▸ **Task to complete**
Would you retype every line below without changing anything?

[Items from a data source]

"""

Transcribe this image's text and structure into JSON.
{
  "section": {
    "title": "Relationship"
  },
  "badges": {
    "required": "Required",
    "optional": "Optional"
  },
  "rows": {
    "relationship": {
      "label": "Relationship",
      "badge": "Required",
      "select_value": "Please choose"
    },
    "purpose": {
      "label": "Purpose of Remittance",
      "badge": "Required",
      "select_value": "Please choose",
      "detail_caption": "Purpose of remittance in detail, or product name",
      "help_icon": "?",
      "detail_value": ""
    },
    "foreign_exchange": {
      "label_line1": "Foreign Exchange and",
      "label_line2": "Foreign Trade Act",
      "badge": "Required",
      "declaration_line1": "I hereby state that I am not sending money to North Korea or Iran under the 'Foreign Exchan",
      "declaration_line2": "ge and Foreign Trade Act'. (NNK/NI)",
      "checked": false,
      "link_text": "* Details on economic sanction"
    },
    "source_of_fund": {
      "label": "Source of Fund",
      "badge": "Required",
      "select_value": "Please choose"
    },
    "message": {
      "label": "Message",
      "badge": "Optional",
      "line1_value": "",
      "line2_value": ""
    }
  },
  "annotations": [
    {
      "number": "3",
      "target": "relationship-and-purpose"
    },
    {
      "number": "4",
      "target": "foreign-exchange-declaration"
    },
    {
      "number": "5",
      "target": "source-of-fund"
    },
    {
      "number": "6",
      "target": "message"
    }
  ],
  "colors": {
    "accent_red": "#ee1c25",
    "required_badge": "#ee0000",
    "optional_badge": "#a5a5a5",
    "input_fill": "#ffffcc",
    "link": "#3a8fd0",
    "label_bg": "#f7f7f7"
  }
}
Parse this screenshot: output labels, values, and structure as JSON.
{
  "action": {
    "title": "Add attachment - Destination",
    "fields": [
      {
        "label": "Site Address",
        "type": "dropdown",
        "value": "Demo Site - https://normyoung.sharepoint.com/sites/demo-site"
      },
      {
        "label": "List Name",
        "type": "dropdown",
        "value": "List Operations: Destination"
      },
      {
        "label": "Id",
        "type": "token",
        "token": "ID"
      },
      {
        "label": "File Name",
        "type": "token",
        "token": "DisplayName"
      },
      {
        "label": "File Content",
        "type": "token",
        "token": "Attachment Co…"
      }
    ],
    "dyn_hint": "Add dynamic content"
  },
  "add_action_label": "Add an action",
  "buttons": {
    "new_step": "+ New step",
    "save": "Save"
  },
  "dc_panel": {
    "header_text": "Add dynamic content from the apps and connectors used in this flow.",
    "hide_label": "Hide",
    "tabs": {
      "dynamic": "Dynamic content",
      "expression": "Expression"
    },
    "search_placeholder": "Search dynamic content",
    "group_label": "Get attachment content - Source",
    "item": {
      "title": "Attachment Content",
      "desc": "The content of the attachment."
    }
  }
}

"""

▸ **Answer space**
Transcribe this image's text and structure into JSON.
{
  "section": {
    "title": "Relationship"
  },
  "badges": {
    "required": "Required",
    "optional": "Optional"
  },
  "rows": {
    "relationship": {
      "label": "Relationship",
      "badge": "Required",
      "select_value": "Please choose"
    },
    "purpose": {
      "label": "Purpose of Remittance",
      "badge": "Required",
      "select_value": "Please choose",
      "detail_caption": "Purpose of remittance in detail, or product name",
      "help_icon": "?",
      "detail_value": ""
    },
    "foreign_exchange": {
      "label_line1": "Foreign Exchange and",
      "label_line2": "Foreign Trade Act",
      "badge": "Required",
      "declaration_line1": "I hereby state that I am not sending money to North Korea or Iran under the 'Foreign Exchan",
      "declaration_line2": "ge and Foreign Trade Act'. (NNK/NI)",
      "checked": false,
      "link_text": "* Details on economic sanction"
    },
    "source_of_fund": {
      "label": "Source of Fund",
      "badge": "Required",
      "select_value": "Please choose"
    },
    "message": {
      "label": "Message",
      "badge": "Optional",
      "line1_value": "",
      "line2_value": ""
    }
  },
  "annotations": [
    {
      "number": "3",
      "target": "relationship-and-purpose"
    },
    {
      "number": "4",
      "target": "foreign-exchange-declaration"
    },
    {
      "number": "5",
      "target": "source-of-fund"
    },
    {
      "number": "6",
      "target": "message"
    }
  ],
  "colors": {
    "accent_red": "#ee1c25",
    "required_badge": "#ee0000",
    "optional_badge": "#a5a5a5",
    "input_fill": "#ffffcc",
    "link": "#3a8fd0",
    "label_bg": "#f7f7f7"
  }
}
Parse this screenshot: output labels, values, and structure as JSON.
{
  "action": {
    "title": "Add attachment - Destination",
    "fields": [
      {
        "label": "Site Address",
        "type": "dropdown",
        "value": "Demo Site - https://normyoung.sharepoint.com/sites/demo-site"
      },
      {
        "label": "List Name",
        "type": "dropdown",
        "value": "List Operations: Destination"
      },
      {
        "label": "Id",
        "type": "token",
        "token": "ID"
      },
      {
        "label": "File Name",
        "type": "token",
        "token": "DisplayName"
      },
      {
        "label": "File Content",
        "type": "token",
        "token": "Attachment Co…"
      }
    ],
    "dyn_hint": "Add dynamic content"
  },
  "add_action_label": "Add an action",
  "buttons": {
    "new_step": "+ New step",
    "save": "Save"
  },
  "dc_panel": {
    "header_text": "Add dynamic content from the apps and connectors used in this flow.",
    "hide_label": "Hide",
    "tabs": {
      "dynamic": "Dynamic content",
      "expression": "Expression"
    },
    "search_placeholder": "Search dynamic content",
    "group_label": "Get attachment content - Source",
    "item": {
      "title": "Attachment Content",
      "desc": "The content of the attachment."
    }
  }
}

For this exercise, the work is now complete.